Judgements on the overall condition of a feature will be influenced by a variety of factors and in some cases a feature may be assessed as being in favourable condition when only some of the targets set for it have been met.
4.5 Recording Activities and Management Measures
Activities on, or near, the site and practical management measures affecting the condition of interest features will be included in the monitoring process. This information will be reported using a set of agreed categories.
An important part of monitoring is the potential of relating observed changes in the condition of the interest features to the reasons for such changes. Activities being carried out on, or near, the site may be causing the feature to decline in condition, or may be constraining desired improvements. Conversely, management measures may result in improvements to the condition of features and the identification of such measures will demonstrate their value and influence future management actions. The result of such compliance monitoring will help inform views on whether existing legal, administrative, practical management and incentive measures are proving effective. Data from other sources may also provide contextual information and help inform our views on the success or otherwise of measures.
4.6 Monitoring Cycle
The overall cycle will ensure that the interest features for all statutory sites will be monitored at least once within six years. However, for any particular site all the interest features should be monitored within a three year period.
There is a need to monitor statutory sites and their interest features within an agreed cycle. This cycle needs to take account of the scale of monitoring required, the likely rate of change and the national and international reporting needs. As key reports on European Directives and international agreements and Conventions operate on a six year cycle this has been chosen as the overall cycle for monitoring in the UK. Within the overall monitoring cycle, it will be useful to form a view of the overall condition of the features within a proportion of the statutory sites on a more frequent basis. Each interest feature within a site should therefore be monitored, preferably within the same year, but certainly within a three year period. This will enable an interim UK wide report on a proportion of the statutory site network to be produced every three years.
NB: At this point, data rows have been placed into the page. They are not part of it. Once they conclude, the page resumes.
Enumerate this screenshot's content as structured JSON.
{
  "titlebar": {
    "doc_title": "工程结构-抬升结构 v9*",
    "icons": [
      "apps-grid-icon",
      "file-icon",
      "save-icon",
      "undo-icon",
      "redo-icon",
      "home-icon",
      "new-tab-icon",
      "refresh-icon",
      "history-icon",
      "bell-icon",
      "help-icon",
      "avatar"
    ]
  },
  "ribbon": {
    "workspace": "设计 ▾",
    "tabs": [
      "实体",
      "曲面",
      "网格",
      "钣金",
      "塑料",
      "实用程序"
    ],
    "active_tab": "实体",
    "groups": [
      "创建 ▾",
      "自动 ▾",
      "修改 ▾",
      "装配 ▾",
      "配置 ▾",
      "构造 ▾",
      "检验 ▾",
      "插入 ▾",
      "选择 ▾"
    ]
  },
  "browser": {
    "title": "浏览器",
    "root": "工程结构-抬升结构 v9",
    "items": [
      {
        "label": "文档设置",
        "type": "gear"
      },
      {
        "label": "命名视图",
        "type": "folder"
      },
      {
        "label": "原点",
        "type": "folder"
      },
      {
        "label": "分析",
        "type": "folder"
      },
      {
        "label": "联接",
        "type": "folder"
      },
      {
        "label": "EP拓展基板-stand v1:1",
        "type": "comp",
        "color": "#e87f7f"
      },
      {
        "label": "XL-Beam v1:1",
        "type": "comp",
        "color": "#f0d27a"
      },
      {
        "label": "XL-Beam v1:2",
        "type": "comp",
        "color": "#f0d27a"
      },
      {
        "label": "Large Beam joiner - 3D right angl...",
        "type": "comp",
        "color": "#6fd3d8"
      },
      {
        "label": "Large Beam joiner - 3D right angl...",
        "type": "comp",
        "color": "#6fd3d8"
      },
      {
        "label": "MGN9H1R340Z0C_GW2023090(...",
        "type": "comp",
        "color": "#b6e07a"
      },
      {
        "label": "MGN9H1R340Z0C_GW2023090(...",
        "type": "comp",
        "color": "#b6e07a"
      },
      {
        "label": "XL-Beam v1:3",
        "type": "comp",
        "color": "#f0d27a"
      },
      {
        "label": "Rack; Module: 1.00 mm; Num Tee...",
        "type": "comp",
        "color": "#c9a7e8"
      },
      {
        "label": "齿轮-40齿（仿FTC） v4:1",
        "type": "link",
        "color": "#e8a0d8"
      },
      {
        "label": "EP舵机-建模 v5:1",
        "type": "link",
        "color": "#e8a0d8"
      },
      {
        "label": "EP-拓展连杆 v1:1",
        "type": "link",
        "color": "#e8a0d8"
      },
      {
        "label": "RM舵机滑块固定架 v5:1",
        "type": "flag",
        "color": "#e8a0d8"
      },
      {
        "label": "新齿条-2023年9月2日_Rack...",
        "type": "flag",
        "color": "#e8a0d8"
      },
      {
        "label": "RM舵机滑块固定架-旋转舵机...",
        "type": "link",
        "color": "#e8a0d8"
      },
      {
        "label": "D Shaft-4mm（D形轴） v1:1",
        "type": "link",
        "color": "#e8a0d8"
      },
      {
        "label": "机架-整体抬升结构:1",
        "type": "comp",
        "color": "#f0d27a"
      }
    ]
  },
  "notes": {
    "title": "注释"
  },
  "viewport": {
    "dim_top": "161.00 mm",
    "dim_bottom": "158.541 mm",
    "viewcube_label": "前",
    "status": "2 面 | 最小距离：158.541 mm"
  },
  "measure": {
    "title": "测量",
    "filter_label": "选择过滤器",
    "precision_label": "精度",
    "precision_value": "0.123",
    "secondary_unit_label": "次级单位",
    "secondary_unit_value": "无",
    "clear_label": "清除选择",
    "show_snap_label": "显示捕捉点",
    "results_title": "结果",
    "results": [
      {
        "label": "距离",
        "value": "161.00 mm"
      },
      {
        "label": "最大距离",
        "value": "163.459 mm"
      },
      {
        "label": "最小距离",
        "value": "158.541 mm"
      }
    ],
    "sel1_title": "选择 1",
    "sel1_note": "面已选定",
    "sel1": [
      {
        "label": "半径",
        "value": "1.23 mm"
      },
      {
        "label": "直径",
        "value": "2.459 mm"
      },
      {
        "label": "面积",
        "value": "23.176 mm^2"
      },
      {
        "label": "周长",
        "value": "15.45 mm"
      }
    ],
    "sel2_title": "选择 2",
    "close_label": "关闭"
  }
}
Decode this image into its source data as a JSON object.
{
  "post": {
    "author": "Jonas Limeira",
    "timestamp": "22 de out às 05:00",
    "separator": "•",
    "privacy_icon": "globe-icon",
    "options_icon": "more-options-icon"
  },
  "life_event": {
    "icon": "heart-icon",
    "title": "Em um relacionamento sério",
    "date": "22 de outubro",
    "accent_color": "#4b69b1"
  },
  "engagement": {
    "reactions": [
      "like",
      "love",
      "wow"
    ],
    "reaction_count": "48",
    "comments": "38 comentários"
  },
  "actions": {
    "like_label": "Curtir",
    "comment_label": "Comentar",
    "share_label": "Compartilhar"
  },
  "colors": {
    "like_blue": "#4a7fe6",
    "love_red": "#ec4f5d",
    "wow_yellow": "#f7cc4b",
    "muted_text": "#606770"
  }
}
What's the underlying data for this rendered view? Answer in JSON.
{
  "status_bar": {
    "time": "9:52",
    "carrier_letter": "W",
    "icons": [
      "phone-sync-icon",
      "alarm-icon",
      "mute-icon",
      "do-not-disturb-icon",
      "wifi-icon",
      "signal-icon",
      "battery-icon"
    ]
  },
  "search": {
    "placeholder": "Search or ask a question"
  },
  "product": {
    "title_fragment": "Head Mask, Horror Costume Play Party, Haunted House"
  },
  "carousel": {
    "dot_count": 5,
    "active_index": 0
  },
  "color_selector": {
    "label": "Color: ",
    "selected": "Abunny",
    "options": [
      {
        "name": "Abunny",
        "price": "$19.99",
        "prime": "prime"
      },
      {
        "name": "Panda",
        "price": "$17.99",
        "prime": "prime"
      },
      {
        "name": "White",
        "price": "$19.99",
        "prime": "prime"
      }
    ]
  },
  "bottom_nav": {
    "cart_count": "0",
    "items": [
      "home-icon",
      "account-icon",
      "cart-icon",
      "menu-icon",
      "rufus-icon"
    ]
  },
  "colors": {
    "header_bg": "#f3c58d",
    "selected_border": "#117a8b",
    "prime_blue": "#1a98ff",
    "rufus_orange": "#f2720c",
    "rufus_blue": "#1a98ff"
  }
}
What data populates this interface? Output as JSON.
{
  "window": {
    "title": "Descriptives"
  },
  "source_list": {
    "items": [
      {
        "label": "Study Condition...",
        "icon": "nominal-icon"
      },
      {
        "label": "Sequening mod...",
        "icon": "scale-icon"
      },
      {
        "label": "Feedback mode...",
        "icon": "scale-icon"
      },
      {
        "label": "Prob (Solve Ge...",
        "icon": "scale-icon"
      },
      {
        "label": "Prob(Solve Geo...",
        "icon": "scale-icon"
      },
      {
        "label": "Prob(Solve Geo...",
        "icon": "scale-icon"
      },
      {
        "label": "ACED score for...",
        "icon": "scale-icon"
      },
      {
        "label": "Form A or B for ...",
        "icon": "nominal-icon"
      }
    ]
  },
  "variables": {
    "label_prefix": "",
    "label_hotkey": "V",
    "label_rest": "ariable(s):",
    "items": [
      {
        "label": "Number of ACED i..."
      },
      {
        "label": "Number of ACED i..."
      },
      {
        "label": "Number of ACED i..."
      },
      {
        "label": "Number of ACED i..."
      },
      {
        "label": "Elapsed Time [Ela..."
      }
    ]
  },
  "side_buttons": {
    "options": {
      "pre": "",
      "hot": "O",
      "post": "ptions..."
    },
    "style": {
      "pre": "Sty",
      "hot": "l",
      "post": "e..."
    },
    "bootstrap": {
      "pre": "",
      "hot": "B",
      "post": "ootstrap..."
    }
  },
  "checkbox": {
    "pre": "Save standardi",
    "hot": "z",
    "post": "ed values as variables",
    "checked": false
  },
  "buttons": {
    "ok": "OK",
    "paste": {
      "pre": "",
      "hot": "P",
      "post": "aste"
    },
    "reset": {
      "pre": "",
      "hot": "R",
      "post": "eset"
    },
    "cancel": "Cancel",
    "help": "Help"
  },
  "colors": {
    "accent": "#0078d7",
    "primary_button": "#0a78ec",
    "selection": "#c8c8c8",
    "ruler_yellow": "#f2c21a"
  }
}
4.7 Reporting Arrangements
Information on the SSSI and ASSI series will be presented, at the UK level, on the basis of the biodiversity broad habitat types originally described in the UK Biodiversity Action Plan (1994) and on categories appropriate to the Geological Conservation Review. Reporting on species is for an agreed set of species categories. A full report will be produced once every six years with an interim report produced between full reports. The monitoring framework will generate information on the condition of features across the statutory site network as a whole, or on the status of features within individual sites, and will be used to fulfil reporting requirements under European Directives and International Conventions.
Reports on the condition of features are required for a variety of purposes and on a variety of scales. The common standard is to allow the separate country accounts to be compared and aggregated to produce a UK account on the overall condition of features and the activities and practical management measures affecting them. The standard must also enable more specific accounts to be produced on the important habitats and species covered by the Biodiversity Action Plan, the Annex 1 habitats and Annex II species listed in the Habitats Directive, Annex I birds in the Birds Directive and species and habitats covered by the Ramsar Convention. It may also be necessary to aggregate information on features to produce site based reports. Individual country agencies may report in more detail than these categories and may wish to report on a more frequent basis.